WHAT NEEDS TO BE DONE » When the string "hours" appears in a line of the records, show the whole line.

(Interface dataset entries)
# # # # # # #

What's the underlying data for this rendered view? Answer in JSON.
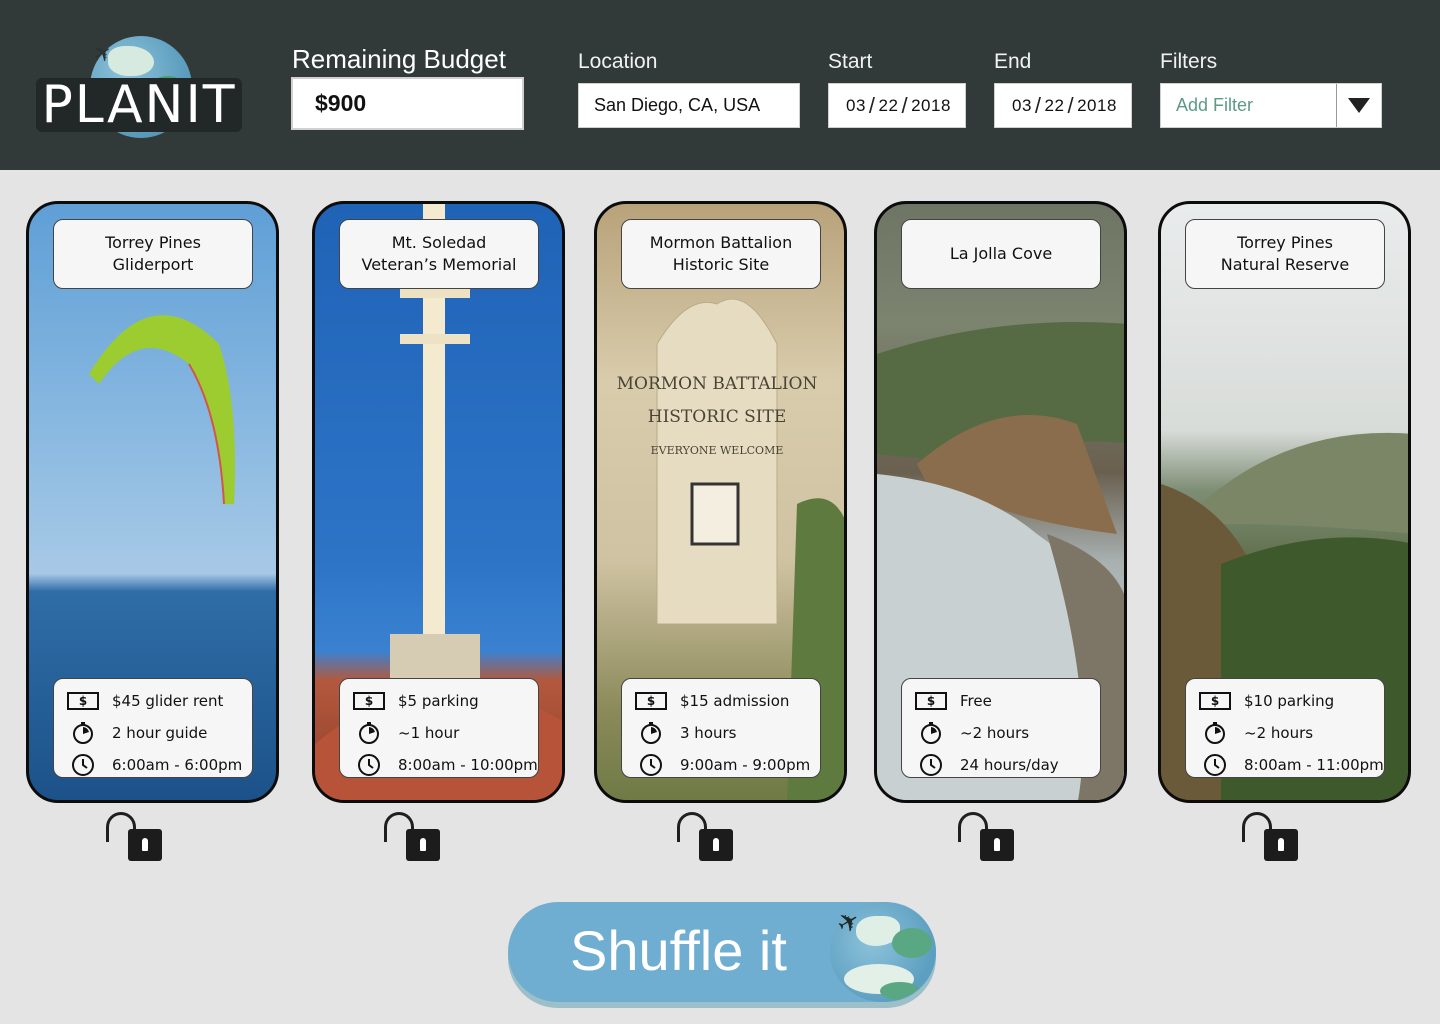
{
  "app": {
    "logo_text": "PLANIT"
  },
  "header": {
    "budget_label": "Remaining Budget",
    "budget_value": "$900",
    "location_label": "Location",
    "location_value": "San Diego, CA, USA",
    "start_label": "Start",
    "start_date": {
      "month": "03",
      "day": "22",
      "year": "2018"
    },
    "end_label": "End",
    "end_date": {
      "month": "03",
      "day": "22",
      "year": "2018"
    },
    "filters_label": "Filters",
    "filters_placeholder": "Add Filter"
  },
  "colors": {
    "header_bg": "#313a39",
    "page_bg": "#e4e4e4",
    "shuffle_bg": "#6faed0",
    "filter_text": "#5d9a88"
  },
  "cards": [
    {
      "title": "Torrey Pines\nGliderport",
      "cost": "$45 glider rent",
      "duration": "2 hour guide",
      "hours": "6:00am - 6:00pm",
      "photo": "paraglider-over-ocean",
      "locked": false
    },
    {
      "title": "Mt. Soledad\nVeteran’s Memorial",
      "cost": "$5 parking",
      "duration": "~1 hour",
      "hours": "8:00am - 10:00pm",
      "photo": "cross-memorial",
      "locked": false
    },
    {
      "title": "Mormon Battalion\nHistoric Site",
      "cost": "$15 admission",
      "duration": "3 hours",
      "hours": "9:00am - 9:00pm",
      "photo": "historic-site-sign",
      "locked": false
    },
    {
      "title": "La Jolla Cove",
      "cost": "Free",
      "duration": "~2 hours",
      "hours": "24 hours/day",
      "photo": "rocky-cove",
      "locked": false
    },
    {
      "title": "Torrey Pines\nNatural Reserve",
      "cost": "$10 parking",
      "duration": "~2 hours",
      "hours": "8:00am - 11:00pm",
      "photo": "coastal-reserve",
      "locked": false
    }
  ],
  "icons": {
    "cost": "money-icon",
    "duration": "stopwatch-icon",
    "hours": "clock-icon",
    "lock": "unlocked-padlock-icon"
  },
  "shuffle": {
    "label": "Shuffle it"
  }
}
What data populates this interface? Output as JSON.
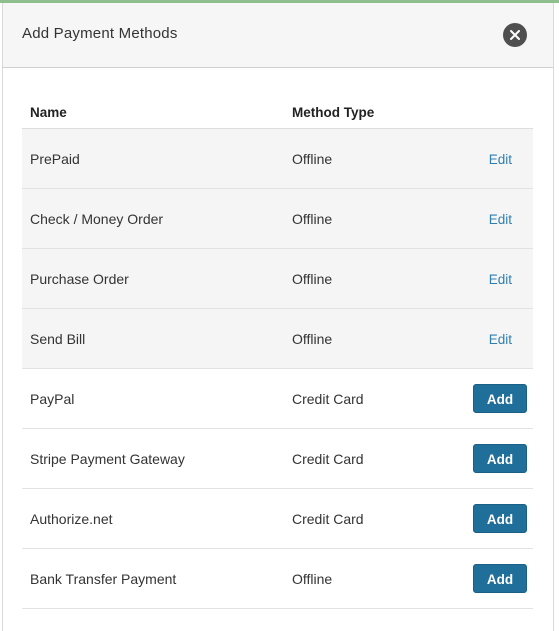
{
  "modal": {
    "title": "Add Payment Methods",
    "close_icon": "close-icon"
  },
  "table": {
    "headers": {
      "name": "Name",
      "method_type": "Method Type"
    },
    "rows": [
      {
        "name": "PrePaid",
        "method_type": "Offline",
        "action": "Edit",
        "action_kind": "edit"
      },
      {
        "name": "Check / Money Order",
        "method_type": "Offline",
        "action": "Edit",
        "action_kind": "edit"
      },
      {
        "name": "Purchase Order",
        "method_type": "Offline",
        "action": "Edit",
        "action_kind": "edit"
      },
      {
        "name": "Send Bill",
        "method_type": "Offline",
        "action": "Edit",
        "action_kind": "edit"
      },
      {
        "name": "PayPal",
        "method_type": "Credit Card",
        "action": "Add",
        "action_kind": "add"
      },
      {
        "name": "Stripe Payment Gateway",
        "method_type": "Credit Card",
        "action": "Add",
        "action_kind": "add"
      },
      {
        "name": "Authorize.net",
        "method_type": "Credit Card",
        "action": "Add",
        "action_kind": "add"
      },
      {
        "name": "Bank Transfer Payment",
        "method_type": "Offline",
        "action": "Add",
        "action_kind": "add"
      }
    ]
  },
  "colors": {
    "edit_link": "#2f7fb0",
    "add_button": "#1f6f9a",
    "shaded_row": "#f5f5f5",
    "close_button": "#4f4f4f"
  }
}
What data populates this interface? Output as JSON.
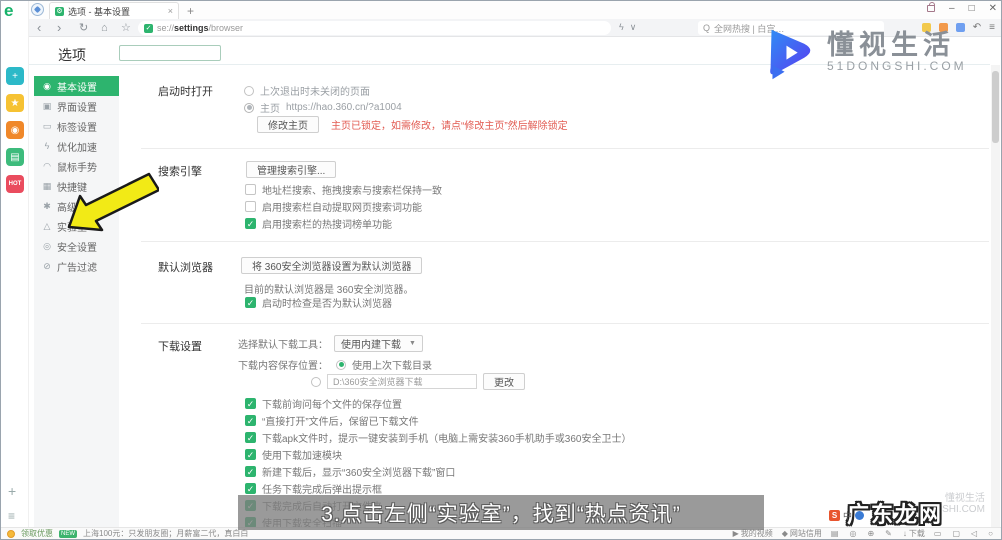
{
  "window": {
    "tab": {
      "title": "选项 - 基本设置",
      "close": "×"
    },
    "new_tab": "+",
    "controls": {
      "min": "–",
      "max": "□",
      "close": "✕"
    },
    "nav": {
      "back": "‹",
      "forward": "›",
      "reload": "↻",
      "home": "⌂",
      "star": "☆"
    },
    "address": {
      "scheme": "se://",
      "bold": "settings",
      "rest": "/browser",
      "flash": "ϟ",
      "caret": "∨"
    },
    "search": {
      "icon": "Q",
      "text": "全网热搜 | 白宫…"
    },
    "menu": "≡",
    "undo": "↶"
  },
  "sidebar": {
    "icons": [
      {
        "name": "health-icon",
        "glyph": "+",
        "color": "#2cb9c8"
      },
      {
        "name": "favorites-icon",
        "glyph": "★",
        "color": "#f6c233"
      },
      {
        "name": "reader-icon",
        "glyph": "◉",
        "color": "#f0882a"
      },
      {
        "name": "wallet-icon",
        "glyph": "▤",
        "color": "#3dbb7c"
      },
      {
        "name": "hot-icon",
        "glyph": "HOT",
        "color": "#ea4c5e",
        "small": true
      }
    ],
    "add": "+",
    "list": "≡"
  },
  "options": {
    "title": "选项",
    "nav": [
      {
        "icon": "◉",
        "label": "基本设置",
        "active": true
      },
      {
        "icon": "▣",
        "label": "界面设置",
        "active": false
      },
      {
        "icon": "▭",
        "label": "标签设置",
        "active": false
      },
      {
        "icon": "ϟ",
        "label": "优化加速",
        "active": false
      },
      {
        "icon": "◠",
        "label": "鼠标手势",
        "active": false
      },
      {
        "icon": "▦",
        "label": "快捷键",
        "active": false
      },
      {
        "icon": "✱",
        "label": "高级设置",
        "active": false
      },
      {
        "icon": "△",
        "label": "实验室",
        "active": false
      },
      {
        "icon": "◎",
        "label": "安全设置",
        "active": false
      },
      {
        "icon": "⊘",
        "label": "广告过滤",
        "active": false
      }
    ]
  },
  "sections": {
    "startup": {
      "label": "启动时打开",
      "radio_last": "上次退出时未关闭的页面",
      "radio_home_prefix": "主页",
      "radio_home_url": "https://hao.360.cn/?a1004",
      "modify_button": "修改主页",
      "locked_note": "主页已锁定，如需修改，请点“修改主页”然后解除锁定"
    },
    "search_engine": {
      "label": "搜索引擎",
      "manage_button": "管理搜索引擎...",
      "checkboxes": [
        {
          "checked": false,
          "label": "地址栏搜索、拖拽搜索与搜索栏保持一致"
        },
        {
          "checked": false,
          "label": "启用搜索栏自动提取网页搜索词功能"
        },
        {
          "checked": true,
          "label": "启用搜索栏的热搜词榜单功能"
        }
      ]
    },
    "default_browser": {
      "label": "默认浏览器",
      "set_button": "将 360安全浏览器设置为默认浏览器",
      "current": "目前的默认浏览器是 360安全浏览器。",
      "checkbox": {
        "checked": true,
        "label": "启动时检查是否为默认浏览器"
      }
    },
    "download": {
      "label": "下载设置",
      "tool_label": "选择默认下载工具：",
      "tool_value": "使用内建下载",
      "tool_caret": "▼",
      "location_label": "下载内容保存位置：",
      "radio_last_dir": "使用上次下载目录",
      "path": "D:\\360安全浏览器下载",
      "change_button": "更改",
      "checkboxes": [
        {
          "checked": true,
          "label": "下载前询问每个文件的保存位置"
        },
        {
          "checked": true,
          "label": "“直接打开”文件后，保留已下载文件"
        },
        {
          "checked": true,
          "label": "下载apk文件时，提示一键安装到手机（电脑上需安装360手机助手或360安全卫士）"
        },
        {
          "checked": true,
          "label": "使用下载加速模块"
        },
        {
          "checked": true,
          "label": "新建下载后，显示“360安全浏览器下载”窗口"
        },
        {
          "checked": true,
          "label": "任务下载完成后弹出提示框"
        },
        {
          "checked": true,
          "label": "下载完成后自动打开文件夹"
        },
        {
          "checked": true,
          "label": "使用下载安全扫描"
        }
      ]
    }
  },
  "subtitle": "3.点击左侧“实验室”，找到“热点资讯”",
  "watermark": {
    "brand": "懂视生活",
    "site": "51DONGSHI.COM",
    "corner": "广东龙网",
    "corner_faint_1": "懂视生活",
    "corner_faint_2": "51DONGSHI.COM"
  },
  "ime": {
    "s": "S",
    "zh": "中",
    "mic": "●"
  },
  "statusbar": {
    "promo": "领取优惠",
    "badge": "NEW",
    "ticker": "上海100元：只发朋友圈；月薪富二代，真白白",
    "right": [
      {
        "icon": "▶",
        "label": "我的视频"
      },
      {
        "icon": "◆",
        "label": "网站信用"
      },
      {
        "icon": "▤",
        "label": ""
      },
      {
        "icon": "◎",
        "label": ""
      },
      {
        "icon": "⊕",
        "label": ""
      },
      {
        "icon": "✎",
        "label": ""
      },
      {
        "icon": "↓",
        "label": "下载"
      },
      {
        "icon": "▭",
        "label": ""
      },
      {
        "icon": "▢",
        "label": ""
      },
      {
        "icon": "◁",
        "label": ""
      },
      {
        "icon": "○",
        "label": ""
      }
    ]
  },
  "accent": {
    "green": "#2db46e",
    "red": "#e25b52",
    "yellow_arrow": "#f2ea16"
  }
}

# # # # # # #

FINISHED TASK »
      "hours": "6:00am - 6:00pm",
      "hours": "8:00am - 10:00pm",
      "duration": "3 hours",
      "hours": "9:00am - 9:00pm",
      "duration": "~2 hours",
      "hours": "24 hours/day",
      "duration": "~2 hours",
      "hours": "8:00am - 11:00pm",
    "hours": "clock-icon",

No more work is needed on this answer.